Source records: Begin

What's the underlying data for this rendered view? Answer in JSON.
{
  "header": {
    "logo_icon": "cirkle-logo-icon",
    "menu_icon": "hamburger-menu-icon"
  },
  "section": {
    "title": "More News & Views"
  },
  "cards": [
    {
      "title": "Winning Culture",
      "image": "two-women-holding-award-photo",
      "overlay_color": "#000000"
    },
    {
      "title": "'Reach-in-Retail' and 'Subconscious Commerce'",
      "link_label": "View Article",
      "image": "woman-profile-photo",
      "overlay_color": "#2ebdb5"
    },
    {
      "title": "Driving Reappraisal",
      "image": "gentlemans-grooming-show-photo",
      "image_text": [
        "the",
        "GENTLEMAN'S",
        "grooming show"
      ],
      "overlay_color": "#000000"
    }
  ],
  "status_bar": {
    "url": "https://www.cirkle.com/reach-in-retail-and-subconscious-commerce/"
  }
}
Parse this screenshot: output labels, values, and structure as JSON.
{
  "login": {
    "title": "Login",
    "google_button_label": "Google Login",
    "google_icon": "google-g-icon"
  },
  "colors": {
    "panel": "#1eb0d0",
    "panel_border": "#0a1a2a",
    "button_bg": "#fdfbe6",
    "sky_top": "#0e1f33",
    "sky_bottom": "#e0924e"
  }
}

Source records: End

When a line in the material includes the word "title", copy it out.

* _Exercise result_
    "title": "More News & Views"
      "title": "Winning Culture",
      "title": "'Reach-in-Retail' and 'Subconscious Commerce'",
      "title": "Driving Reappraisal",
    "title": "Login",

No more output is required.